(Data records for software interfaces)
= = = = = = =

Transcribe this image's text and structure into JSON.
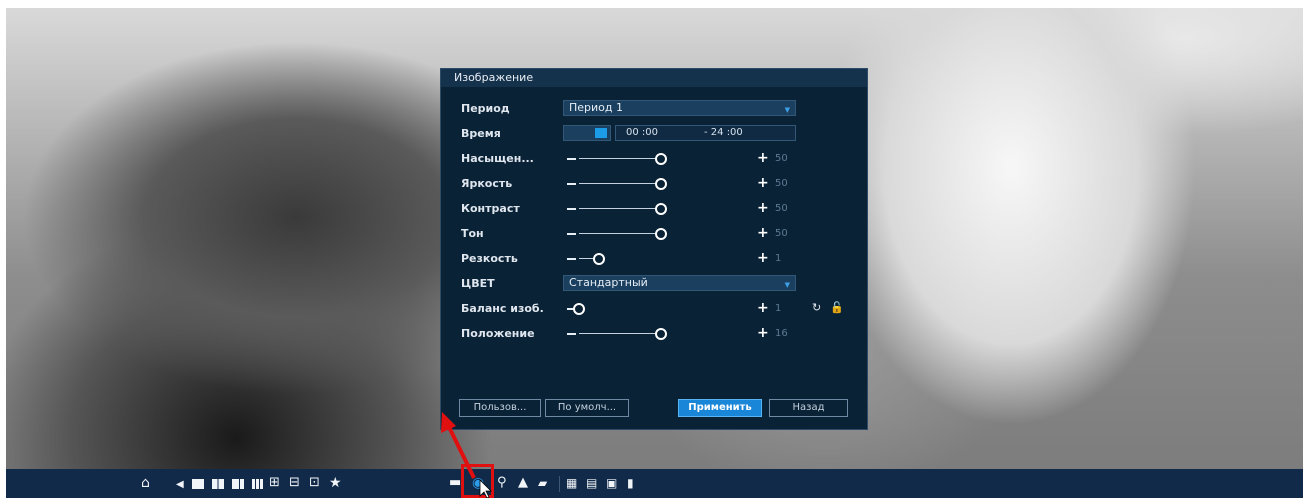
{
  "dialog": {
    "title": "Изображение",
    "rows": {
      "period": {
        "label": "Период",
        "value": "Период 1"
      },
      "time": {
        "label": "Время",
        "start": "00 :00",
        "end": "- 24 :00",
        "toggle_on": true
      },
      "saturation": {
        "label": "Насыщен...",
        "value": "50",
        "level": 0.5
      },
      "brightness": {
        "label": "Яркость",
        "value": "50",
        "level": 0.5
      },
      "contrast": {
        "label": "Контраст",
        "value": "50",
        "level": 0.5
      },
      "hue": {
        "label": "Тон",
        "value": "50",
        "level": 0.5
      },
      "sharpness": {
        "label": "Резкость",
        "value": "1",
        "level": 0.12
      },
      "color": {
        "label": "ЦВЕТ",
        "value": "Стандартный"
      },
      "white_balance": {
        "label": "Баланс изоб.",
        "value": "1",
        "level": 0.0
      },
      "position": {
        "label": "Положение",
        "value": "16",
        "level": 0.5
      }
    },
    "buttons": {
      "custom": "Пользов...",
      "default": "По умолч...",
      "apply": "Применить",
      "back": "Назад"
    }
  },
  "taskbar": {
    "icons": [
      "home-icon",
      "back-arrow-icon",
      "layout-1-icon",
      "layout-4-icon",
      "layout-8-icon",
      "layout-9-icon",
      "layout-16-icon",
      "layout-split-icon",
      "layout-custom-icon",
      "favorite-star-icon",
      "hdd-icon",
      "image-settings-icon",
      "search-icon",
      "alarm-warning-icon",
      "camera-icon",
      "network-icon",
      "settings-tiles-icon",
      "disk-icon",
      "info-icon"
    ]
  },
  "colors": {
    "dialog_bg": "#0a2236",
    "accent": "#1a86d8",
    "taskbar_bg": "#112a4a",
    "highlight": "#e01010"
  }
}
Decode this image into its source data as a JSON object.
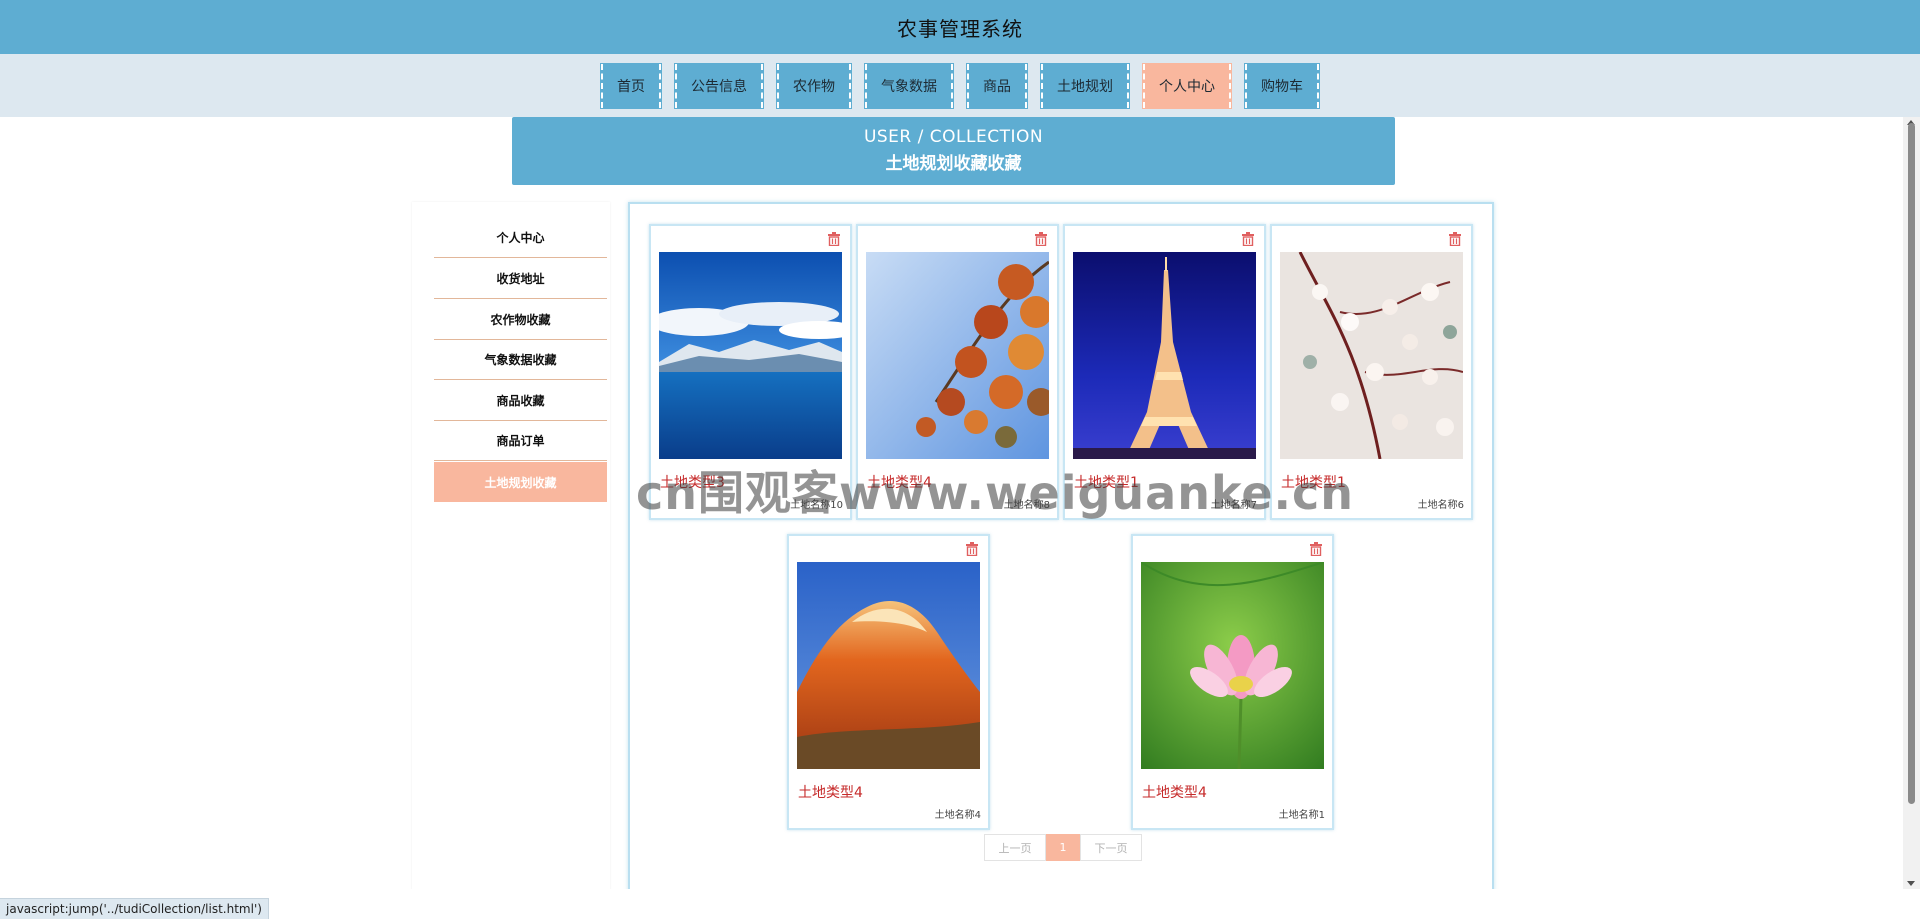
{
  "header": {
    "title": "农事管理系统"
  },
  "nav": {
    "items": [
      {
        "label": "首页"
      },
      {
        "label": "公告信息"
      },
      {
        "label": "农作物"
      },
      {
        "label": "气象数据"
      },
      {
        "label": "商品"
      },
      {
        "label": "土地规划"
      },
      {
        "label": "个人中心",
        "active": true
      },
      {
        "label": "购物车"
      }
    ]
  },
  "banner": {
    "en": "USER / COLLECTION",
    "zh": "土地规划收藏收藏"
  },
  "sidebar": {
    "items": [
      {
        "label": "个人中心"
      },
      {
        "label": "收货地址"
      },
      {
        "label": "农作物收藏"
      },
      {
        "label": "气象数据收藏"
      },
      {
        "label": "商品收藏"
      },
      {
        "label": "商品订单"
      },
      {
        "label": "土地规划收藏",
        "active": true
      }
    ]
  },
  "cards": [
    {
      "type": "土地类型3",
      "name": "土地名称10",
      "image": "lake-mountain"
    },
    {
      "type": "土地类型4",
      "name": "土地名称8",
      "image": "autumn-leaves"
    },
    {
      "type": "土地类型1",
      "name": "土地名称7",
      "image": "eiffel-tower"
    },
    {
      "type": "土地类型1",
      "name": "土地名称6",
      "image": "blossom-branch"
    },
    {
      "type": "土地类型4",
      "name": "土地名称4",
      "image": "red-rock"
    },
    {
      "type": "土地类型4",
      "name": "土地名称1",
      "image": "lotus-flower"
    }
  ],
  "pagination": {
    "prev": "上一页",
    "current": "1",
    "next": "下一页"
  },
  "watermark": "cn围观客www.weiguanke.cn",
  "status_bar": "javascript:jump('../tudiCollection/list.html')",
  "colors": {
    "primary": "#5eadd2",
    "accent": "#f9b79e",
    "nav_bg": "#dde8f0",
    "type_text": "#c62a2a"
  }
}
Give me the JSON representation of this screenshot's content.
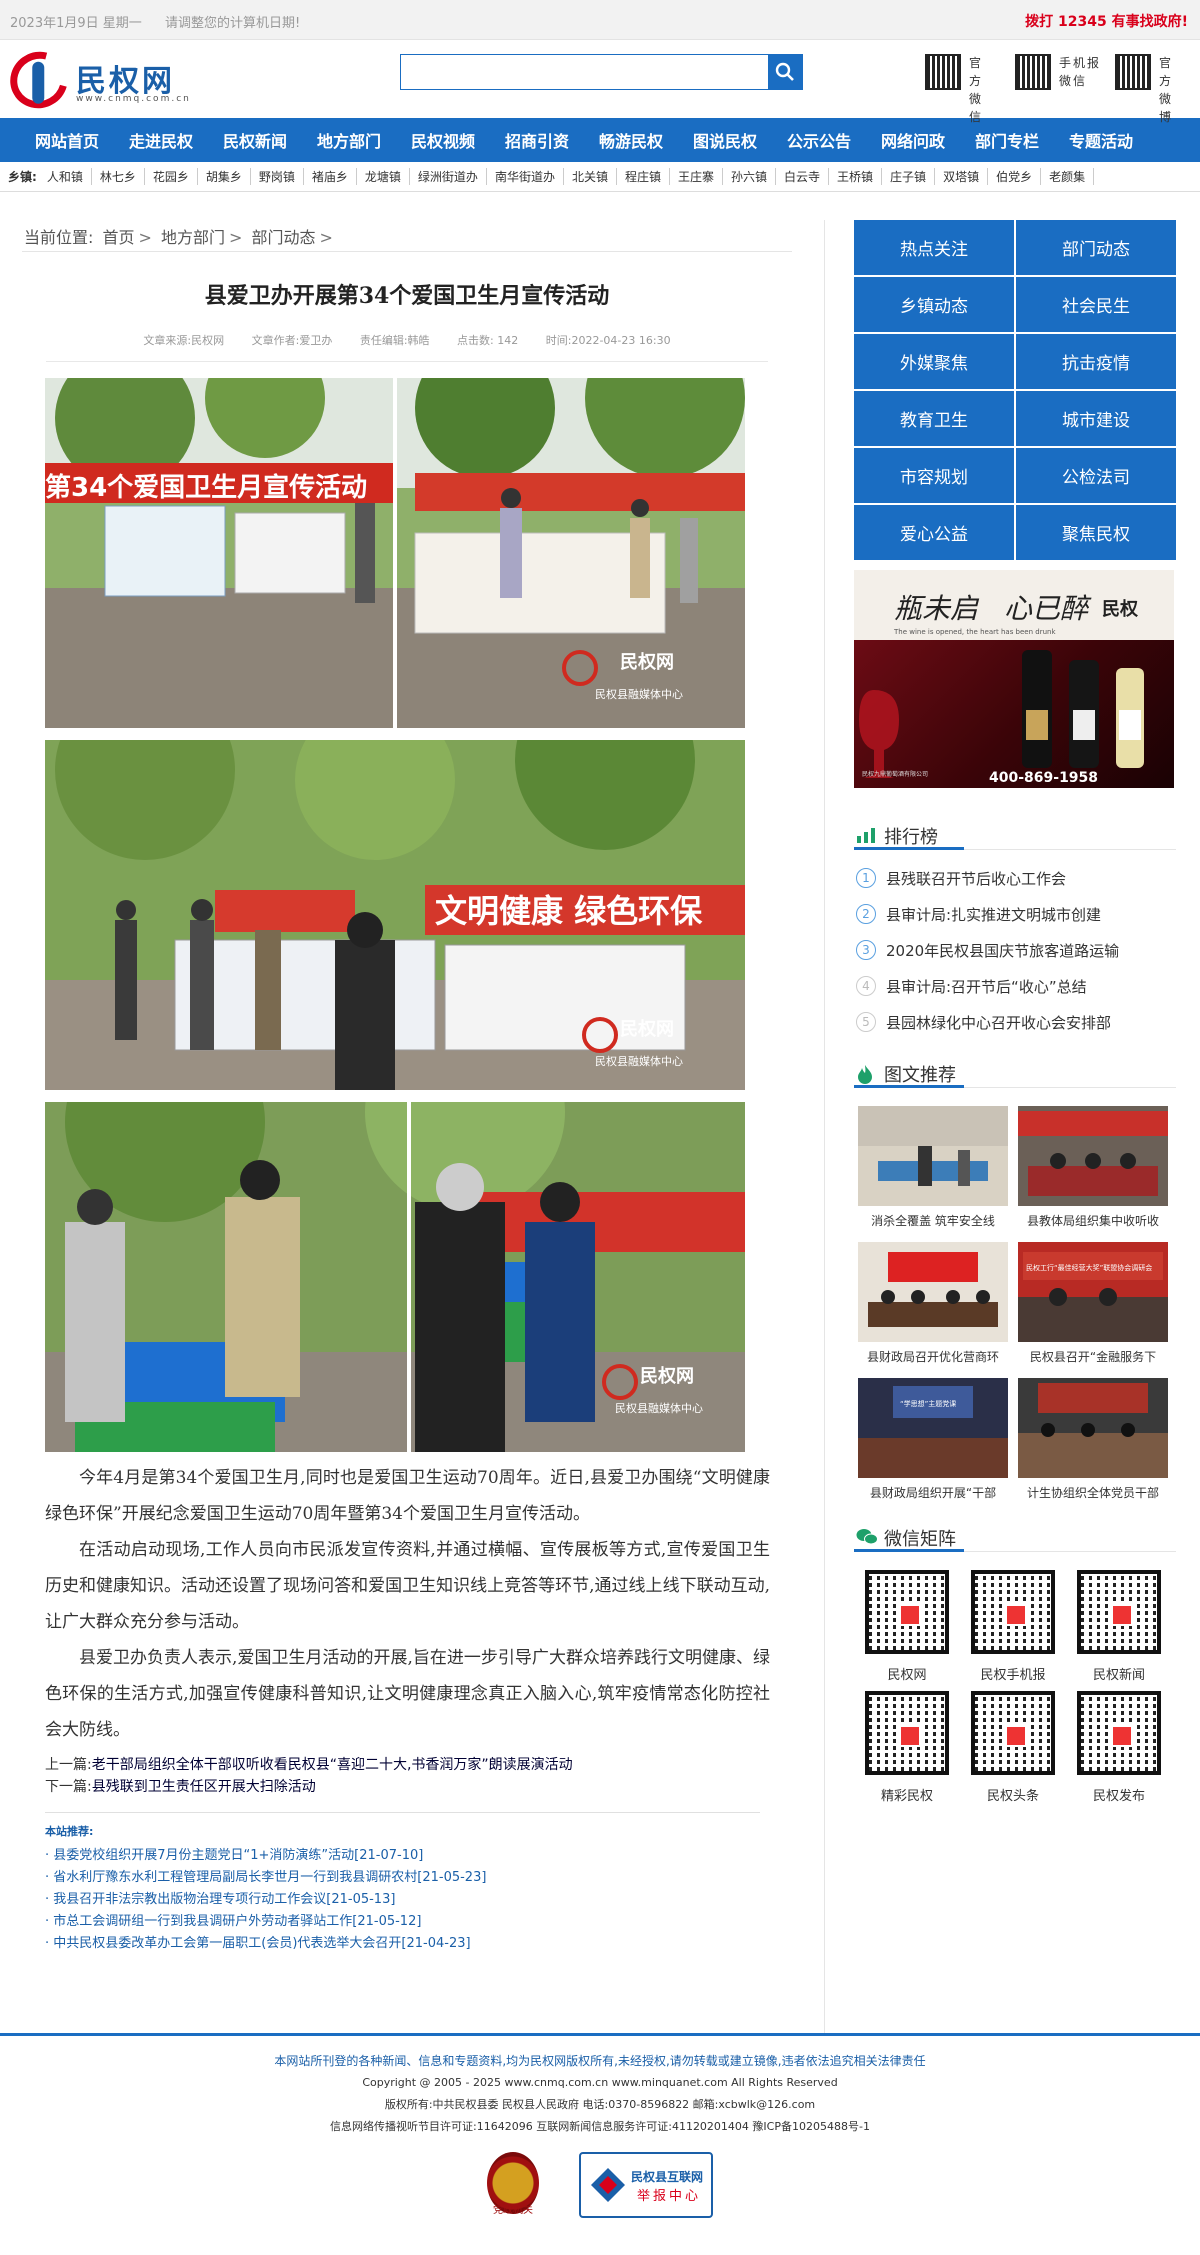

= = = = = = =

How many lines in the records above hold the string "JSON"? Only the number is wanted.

# COMPLETED TASK
3